When historian Goodwin was six years old, her father taught her how to keep score for ‘ their’ team, the Brooklyn Dodgers, which forged a lifelong bond between father and daughter. Set in the suburbs of New York in the 1950s, Wait Till Next Year is a coming-of-age memoir in the era of Jackie Robinson, Pee Wee Reese and Duke Snider, when baseball truly was a national pastime that brought whole communities together.
With her radio by her side and scorecard to hand, she recreates the postwar era, when the corner store was a place to share stories and neighborhoods were equally divided between Dodger, Giant, and Yankee fans. Weaved between the games and the seasons, Goodwin tells the story of a changing America – from the lunacy of the Cold War alarm drills to McCarthy and the Rosenburg trials – as well as her own loss of innocence encapsulated by her mother’ s death, her father’ s lapse into despair and the Dodger’ s departure from Brooklyn in 1957 following the destruction of the iconic Ebbets Field stadium.
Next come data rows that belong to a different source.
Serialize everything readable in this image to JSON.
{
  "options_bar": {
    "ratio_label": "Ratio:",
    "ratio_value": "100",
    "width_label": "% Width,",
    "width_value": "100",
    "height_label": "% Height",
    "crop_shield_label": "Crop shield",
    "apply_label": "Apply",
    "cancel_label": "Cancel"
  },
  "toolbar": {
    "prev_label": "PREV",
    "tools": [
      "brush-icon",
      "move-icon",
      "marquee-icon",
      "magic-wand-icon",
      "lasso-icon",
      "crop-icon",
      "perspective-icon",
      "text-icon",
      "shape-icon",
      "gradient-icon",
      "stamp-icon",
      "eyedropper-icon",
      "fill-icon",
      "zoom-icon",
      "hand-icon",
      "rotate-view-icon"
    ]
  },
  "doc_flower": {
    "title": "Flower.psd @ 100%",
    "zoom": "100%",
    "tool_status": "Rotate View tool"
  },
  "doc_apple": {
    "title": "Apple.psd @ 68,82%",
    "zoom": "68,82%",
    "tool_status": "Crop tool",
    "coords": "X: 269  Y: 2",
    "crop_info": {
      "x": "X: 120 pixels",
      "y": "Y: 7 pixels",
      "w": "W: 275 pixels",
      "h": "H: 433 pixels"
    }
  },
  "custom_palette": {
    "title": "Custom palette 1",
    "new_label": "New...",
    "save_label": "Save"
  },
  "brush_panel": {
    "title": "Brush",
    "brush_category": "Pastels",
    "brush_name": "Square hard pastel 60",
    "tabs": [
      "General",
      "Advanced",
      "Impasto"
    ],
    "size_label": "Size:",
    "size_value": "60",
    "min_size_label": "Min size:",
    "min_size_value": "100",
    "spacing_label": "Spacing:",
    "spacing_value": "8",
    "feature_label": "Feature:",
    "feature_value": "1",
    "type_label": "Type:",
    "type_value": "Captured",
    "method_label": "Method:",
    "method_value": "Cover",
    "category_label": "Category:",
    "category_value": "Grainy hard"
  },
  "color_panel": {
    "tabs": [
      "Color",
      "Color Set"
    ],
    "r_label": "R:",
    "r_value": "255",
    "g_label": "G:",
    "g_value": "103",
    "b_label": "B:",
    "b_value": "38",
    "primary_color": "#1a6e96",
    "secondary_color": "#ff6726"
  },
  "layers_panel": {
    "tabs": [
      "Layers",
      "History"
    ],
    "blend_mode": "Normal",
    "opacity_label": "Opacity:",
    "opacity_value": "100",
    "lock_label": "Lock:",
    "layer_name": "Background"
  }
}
Poignant, unsentimental and deeply eloquent, Wait Till Next Year is a profound memoir about childhood and loss, baseball, and the power of sport to bind families and heal loss and reveal as metaphor the evolving heart of a nation.